“The more time spent in front of a Banisadr painting, the more the work unveils itself to the viewer,” notes the Galerie Ropac. “What at first glance appear to be abstract lines and lyrical forms begin to morph into characters involved in enigmatic narratives. Hidden creatures appear in the depths of the composition, wide brushstrokes attain new significance and pure abstraction becomes deliberate form.”
Born in Tehran in 1976, Banisadr grew up during the Islamic Revolution and the eight-year Iran-Iraq War, before moving to California with his family in 1988. His early memories of drawing go back to the period of the war, when he would run down to the basement for shelter, and draw during air raids and bombings, trying to make sense of the sounds he was hearing and express them visually.
A graduate of the New York Academy of Art, Banisadr explains his work as coming from vibrations that are embedded in his mind. “Sound has a huge influence on my work,” explains the synesthetic artist. “For me, sound is the guiding force that helps me make the composition, and helps me understand the direction of the painting, the shapes, the colors, the texture.
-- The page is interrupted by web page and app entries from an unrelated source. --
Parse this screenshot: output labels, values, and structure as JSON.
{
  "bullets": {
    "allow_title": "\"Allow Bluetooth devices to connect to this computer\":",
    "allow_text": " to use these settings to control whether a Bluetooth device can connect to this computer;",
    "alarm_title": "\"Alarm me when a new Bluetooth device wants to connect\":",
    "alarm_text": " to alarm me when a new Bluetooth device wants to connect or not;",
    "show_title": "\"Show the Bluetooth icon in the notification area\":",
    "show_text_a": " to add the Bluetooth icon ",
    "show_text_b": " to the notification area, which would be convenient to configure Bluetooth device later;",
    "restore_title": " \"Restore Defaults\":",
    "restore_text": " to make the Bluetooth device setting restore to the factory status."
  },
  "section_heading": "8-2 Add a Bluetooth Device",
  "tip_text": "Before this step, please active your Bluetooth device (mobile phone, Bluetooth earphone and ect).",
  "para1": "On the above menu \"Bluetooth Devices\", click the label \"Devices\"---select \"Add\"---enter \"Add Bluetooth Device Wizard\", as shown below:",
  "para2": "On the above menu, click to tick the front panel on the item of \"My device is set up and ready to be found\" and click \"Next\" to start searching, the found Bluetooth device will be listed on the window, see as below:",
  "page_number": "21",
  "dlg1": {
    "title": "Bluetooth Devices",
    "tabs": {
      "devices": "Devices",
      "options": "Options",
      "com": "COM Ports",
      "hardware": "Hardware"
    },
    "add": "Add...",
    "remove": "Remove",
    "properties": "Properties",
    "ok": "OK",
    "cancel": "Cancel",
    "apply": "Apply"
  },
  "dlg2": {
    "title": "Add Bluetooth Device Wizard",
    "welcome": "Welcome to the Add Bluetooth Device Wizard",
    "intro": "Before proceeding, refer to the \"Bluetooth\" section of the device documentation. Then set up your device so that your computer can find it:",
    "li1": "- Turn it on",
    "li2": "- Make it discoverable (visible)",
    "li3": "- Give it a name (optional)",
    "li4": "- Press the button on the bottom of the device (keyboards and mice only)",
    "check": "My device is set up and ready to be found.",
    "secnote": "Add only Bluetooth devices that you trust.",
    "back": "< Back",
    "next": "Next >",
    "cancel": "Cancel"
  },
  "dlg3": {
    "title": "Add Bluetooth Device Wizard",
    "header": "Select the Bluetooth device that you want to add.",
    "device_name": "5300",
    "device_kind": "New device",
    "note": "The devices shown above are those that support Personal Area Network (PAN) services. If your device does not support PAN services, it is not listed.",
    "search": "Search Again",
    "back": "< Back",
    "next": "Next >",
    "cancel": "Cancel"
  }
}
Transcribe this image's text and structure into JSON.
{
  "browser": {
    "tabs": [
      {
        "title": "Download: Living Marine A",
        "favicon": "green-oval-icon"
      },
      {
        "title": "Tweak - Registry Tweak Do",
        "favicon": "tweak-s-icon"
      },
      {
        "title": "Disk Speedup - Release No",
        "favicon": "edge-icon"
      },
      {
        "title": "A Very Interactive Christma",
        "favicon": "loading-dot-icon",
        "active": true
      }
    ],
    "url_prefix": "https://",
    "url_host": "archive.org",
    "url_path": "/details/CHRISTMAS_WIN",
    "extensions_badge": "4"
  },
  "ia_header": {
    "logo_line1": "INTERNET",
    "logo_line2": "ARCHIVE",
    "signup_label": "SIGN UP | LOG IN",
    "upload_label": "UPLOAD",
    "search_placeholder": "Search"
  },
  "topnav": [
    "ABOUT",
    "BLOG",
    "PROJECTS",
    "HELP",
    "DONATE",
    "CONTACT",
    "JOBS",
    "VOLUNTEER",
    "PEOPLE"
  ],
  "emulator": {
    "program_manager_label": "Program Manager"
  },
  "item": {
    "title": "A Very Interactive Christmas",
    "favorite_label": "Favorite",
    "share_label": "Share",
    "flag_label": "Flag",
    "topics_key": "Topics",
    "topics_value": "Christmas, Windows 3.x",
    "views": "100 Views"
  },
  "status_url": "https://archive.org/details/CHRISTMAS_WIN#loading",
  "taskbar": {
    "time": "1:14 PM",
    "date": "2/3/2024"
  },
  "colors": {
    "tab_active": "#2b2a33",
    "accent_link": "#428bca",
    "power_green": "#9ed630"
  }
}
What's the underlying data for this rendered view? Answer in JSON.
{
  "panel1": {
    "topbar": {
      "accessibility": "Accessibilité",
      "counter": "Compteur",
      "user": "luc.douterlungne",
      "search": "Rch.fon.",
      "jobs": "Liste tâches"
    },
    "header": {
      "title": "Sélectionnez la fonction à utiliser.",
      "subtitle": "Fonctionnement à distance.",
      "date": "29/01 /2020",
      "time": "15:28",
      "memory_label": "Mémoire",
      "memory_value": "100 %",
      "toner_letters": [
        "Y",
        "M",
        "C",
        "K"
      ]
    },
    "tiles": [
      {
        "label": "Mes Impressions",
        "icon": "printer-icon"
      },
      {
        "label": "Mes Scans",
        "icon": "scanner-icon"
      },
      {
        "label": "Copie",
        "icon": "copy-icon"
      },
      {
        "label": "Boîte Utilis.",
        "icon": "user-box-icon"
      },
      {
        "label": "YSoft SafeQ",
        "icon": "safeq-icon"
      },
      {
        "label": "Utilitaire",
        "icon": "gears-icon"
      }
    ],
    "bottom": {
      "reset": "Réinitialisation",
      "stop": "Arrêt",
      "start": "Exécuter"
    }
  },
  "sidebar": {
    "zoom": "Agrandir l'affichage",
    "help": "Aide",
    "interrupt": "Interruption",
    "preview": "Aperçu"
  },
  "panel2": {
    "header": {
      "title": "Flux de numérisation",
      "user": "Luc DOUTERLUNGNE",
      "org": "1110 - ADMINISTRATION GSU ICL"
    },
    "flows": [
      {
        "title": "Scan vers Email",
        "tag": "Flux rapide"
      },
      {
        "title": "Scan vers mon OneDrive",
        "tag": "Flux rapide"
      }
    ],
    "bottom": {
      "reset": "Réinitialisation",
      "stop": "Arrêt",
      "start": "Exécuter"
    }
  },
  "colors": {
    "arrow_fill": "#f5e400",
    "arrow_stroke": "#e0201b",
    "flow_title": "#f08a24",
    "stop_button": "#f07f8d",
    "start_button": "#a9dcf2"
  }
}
With synesthesia, you have this internal world.”
“I guess it began when I was quite young living in Iran during the time of the Revolution and the eight-year war,” he adds in a Frieze video interview published on his website. “You would feel the vibrations and air raids. The way I could make sense out of all of these things that were happening as a child was to just make drawings.”
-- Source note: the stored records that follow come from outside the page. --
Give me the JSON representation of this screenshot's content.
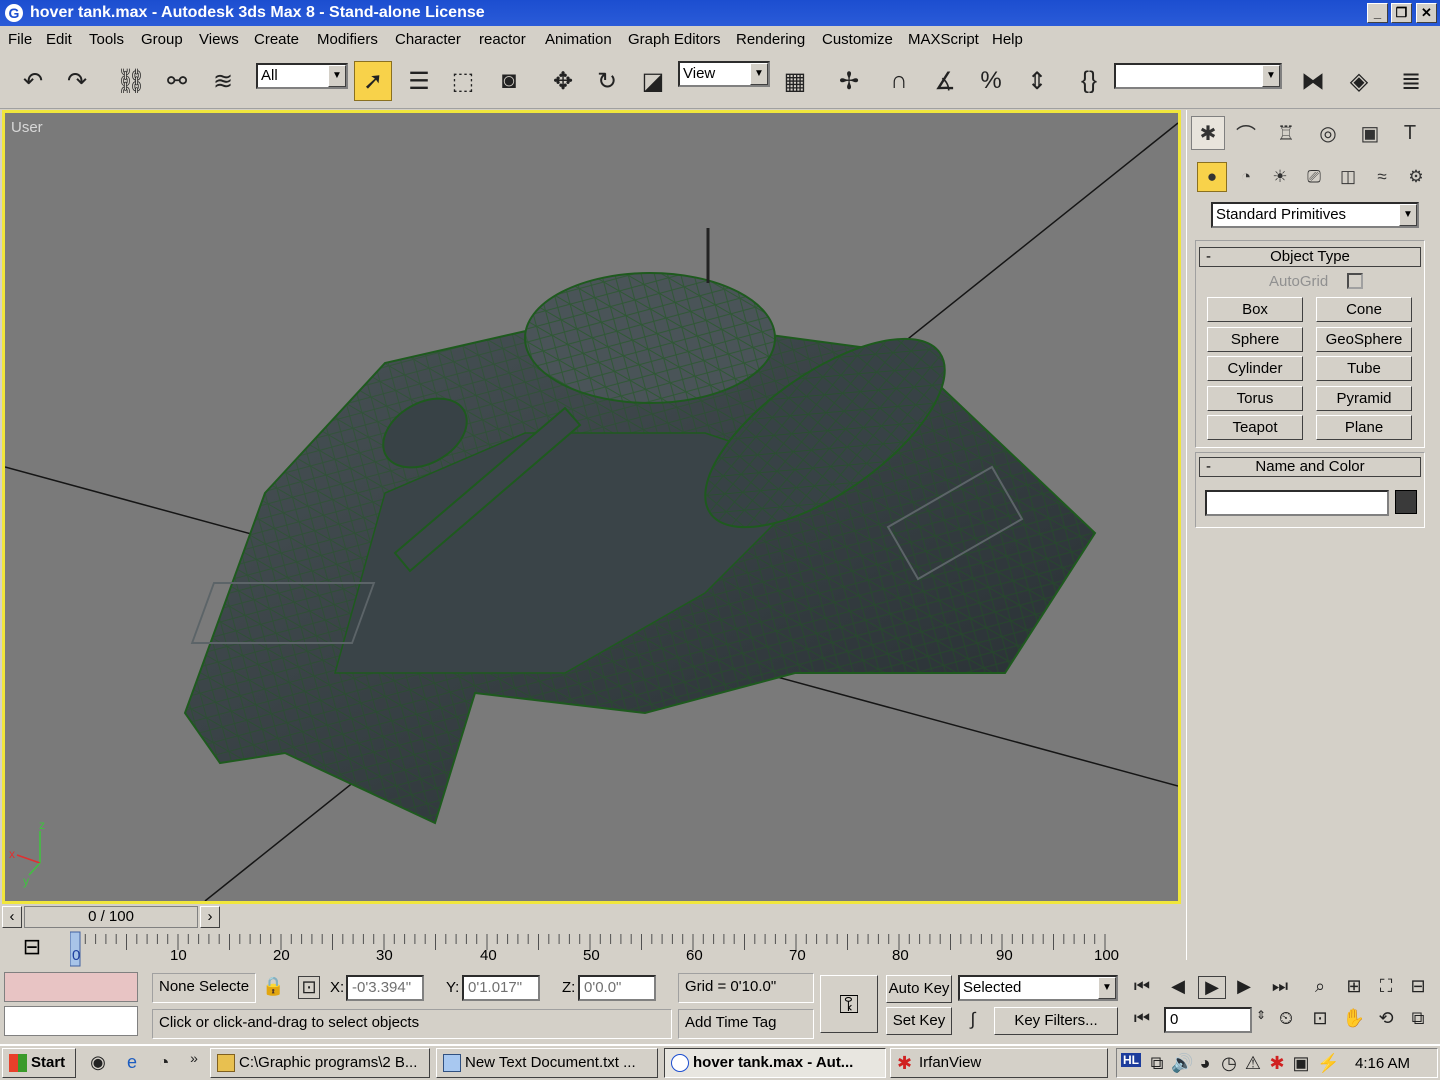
{
  "window": {
    "title": "hover tank.max - Autodesk 3ds Max 8  - Stand-alone License",
    "min": "_",
    "max": "❐",
    "close": "✕"
  },
  "menu": [
    "File",
    "Edit",
    "Tools",
    "Group",
    "Views",
    "Create",
    "Modifiers",
    "Character",
    "reactor",
    "Animation",
    "Graph Editors",
    "Rendering",
    "Customize",
    "MAXScript",
    "Help"
  ],
  "toolbar": {
    "selection_filter": "All",
    "reference_coord": "View",
    "named_selection": ""
  },
  "viewport": {
    "label": "User",
    "axis_x": "x",
    "axis_y": "y",
    "axis_z": "z",
    "colors": {
      "border": "#f0e63c",
      "background": "#7a7a7a",
      "wire": "#1e5a1e"
    }
  },
  "command_panel": {
    "category": "Standard Primitives",
    "object_type_title": "Object Type",
    "autogrid": "AutoGrid",
    "buttons": [
      "Box",
      "Cone",
      "Sphere",
      "GeoSphere",
      "Cylinder",
      "Tube",
      "Torus",
      "Pyramid",
      "Teapot",
      "Plane"
    ],
    "name_color_title": "Name and Color",
    "name_value": "",
    "collapse": "-"
  },
  "timeline": {
    "frame_display": "0 / 100",
    "ticks": [
      "0",
      "10",
      "20",
      "30",
      "40",
      "50",
      "60",
      "70",
      "80",
      "90",
      "100"
    ]
  },
  "status": {
    "selection": "None Selecte",
    "x_label": "X:",
    "x_value": "-0'3.394\"",
    "y_label": "Y:",
    "y_value": "0'1.017\"",
    "z_label": "Z:",
    "z_value": "0'0.0\"",
    "grid": "Grid = 0'10.0\"",
    "prompt": "Click or click-and-drag to select objects",
    "add_time_tag": "Add Time Tag",
    "auto_key": "Auto Key",
    "set_key": "Set Key",
    "key_mode": "Selected",
    "key_filters": "Key Filters...",
    "current_frame": "0"
  },
  "taskbar": {
    "start": "Start",
    "tasks": [
      "C:\\Graphic programs\\2 B...",
      "New Text Document.txt ...",
      "hover tank.max - Aut...",
      "IrfanView"
    ],
    "clock": "4:16 AM"
  }
}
The explosions during the war had a profound effect on him, and stayed with him long afterward. “An intense experience that didn’t present itself until later was a bomb that was dropped into the playground of my school and had left this giant crater,” he adds. “I started to kind of remember it and take notice of it when I started to see those craters appearing in some of my paintings.”
“The earlier paintings were more like a bird’s-eye view, where you were looking down and had your distance from them so you could make a general judgment. But then, slowly throughout the years, I became interested in zooming in more on those figures. I see the new works more like a stage – like a theatrical stage. You yourself could see yourself as part of it. The figures always have a role in the painting, representing something like an authority figure or a gesture. The challenge for me is always to be able to have the figure be multiple things at one time. It is sort of like a time machine – historical, futuristic and current events stuff could kind of clash together and those figures could represent all those things all at once.”
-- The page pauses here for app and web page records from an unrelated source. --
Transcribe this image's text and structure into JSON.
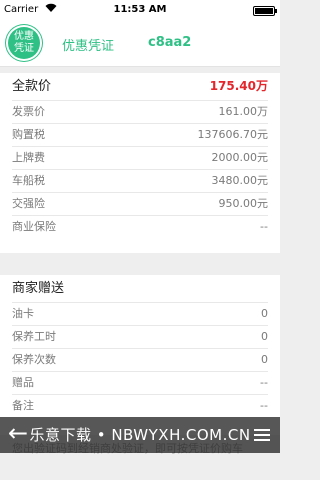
{
  "status_bar": {
    "carrier": "Carrier",
    "time": "11:53 AM",
    "battery_level": 1.0
  },
  "header": {
    "badge": "优惠凭证",
    "title": "优惠凭证",
    "code": "c8aa2"
  },
  "price_section": {
    "title": "全款价",
    "total": "175.40万",
    "rows": [
      {
        "label": "发票价",
        "value": "161.00万"
      },
      {
        "label": "购置税",
        "value": "137606.70元"
      },
      {
        "label": "上牌费",
        "value": "2000.00元"
      },
      {
        "label": "车船税",
        "value": "3480.00元"
      },
      {
        "label": "交强险",
        "value": "950.00元"
      },
      {
        "label": "商业保险",
        "value": "--"
      }
    ]
  },
  "gift_section": {
    "title": "商家赠送",
    "rows": [
      {
        "label": "油卡",
        "value": "0"
      },
      {
        "label": "保养工时",
        "value": "0"
      },
      {
        "label": "保养次数",
        "value": "0"
      },
      {
        "label": "赠品",
        "value": "--"
      },
      {
        "label": "备注",
        "value": "--"
      }
    ]
  },
  "footnote": "您出验证码到经销商处验证，即可按凭证价购车",
  "bottom_bar": {
    "watermark": "乐意下载 • NBWYXH.COM.CN"
  }
}
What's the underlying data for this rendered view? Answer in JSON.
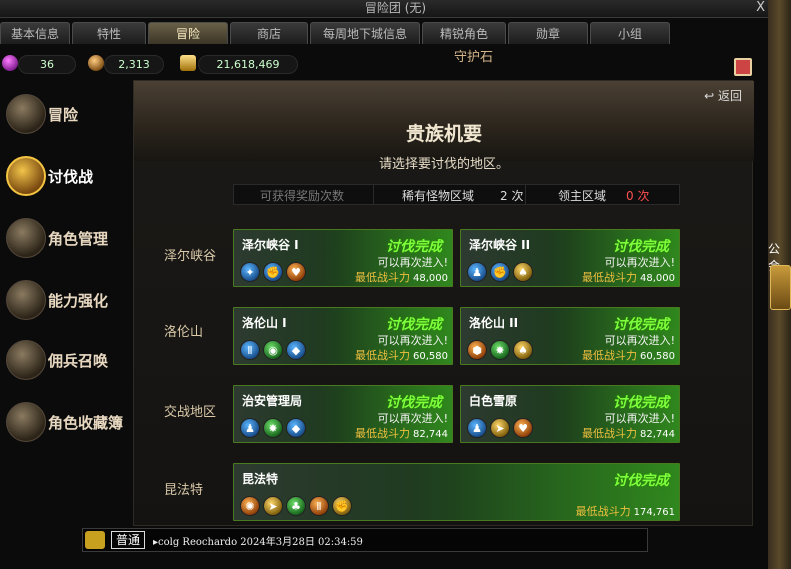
{
  "window": {
    "title": "冒险团 (无)",
    "close": "X"
  },
  "tabs": [
    "基本信息",
    "特性",
    "冒险",
    "商店",
    "每周地下城信息",
    "精锐角色",
    "勋章",
    "小组"
  ],
  "active_tab": 2,
  "currency": {
    "gems": "36",
    "coins": "2,313",
    "gold": "21,618,469"
  },
  "guardian_text": "守护石",
  "sidebar": [
    {
      "label": "冒险"
    },
    {
      "label": "讨伐战"
    },
    {
      "label": "角色管理"
    },
    {
      "label": "能力强化"
    },
    {
      "label": "佣兵召唤"
    },
    {
      "label": "角色收藏簿"
    }
  ],
  "right_strip_text": "公会",
  "main": {
    "back": "返回",
    "title": "贵族机要",
    "subtitle": "请选择要讨伐的地区。",
    "stats": {
      "reward_label": "可获得奖励次数",
      "rare_label": "稀有怪物区域",
      "rare_count": "2 次",
      "boss_label": "领主区域",
      "boss_count": "0 次"
    },
    "regions": [
      {
        "name": "泽尔峡谷"
      },
      {
        "name": "洛伦山"
      },
      {
        "name": "交战地区"
      },
      {
        "name": "昆法特"
      }
    ],
    "cards": [
      {
        "name": "泽尔峡谷 I",
        "status": "讨伐完成",
        "reenter": "可以再次进入!",
        "power_label": "最低战斗力",
        "power": "48,000",
        "icons": [
          "blue",
          "blue",
          "orange"
        ]
      },
      {
        "name": "泽尔峡谷 II",
        "status": "讨伐完成",
        "reenter": "可以再次进入!",
        "power_label": "最低战斗力",
        "power": "48,000",
        "icons": [
          "blue",
          "blue",
          "gold"
        ]
      },
      {
        "name": "洛伦山 I",
        "status": "讨伐完成",
        "reenter": "可以再次进入!",
        "power_label": "最低战斗力",
        "power": "60,580",
        "icons": [
          "blue",
          "green",
          "blue"
        ]
      },
      {
        "name": "洛伦山 II",
        "status": "讨伐完成",
        "reenter": "可以再次进入!",
        "power_label": "最低战斗力",
        "power": "60,580",
        "icons": [
          "orange",
          "green",
          "gold"
        ]
      },
      {
        "name": "治安管理局",
        "status": "讨伐完成",
        "reenter": "可以再次进入!",
        "power_label": "最低战斗力",
        "power": "82,744",
        "icons": [
          "blue",
          "green",
          "blue"
        ]
      },
      {
        "name": "白色雪原",
        "status": "讨伐完成",
        "reenter": "可以再次进入!",
        "power_label": "最低战斗力",
        "power": "82,744",
        "icons": [
          "blue",
          "gold",
          "orange"
        ]
      },
      {
        "name": "昆法特",
        "status": "讨伐完成",
        "reenter": "",
        "power_label": "最低战斗力",
        "power": "174,761",
        "icons": [
          "orange",
          "gold",
          "green",
          "orange",
          "gold"
        ]
      }
    ]
  },
  "chat": {
    "mode": "普通",
    "message": "colg Reochardo 2024年3月28日 02:34:59"
  }
}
His work is held in numerous public and private collections, including: Metropolitan Museum of Art, New York; Museum of Contemporary Art and Los Angeles County Museum of Art, Los Angeles; British Museum and Saatchi Gallery, London; Miniature Museum, The Hague; Francois Pinault Foundation, Venice; Olbricht Collection, Berlin; Centre Pompidou, Paris; and Museum der Moderne, Salzburg.
“Ordered Disorders” runs through November 16 at Galerie Thaddaeus Ropac in Le Marais, Paris.
© Ali Banisadr
Courtesy Galerie Thaddaeus Ropac, London · Paris · Salzburg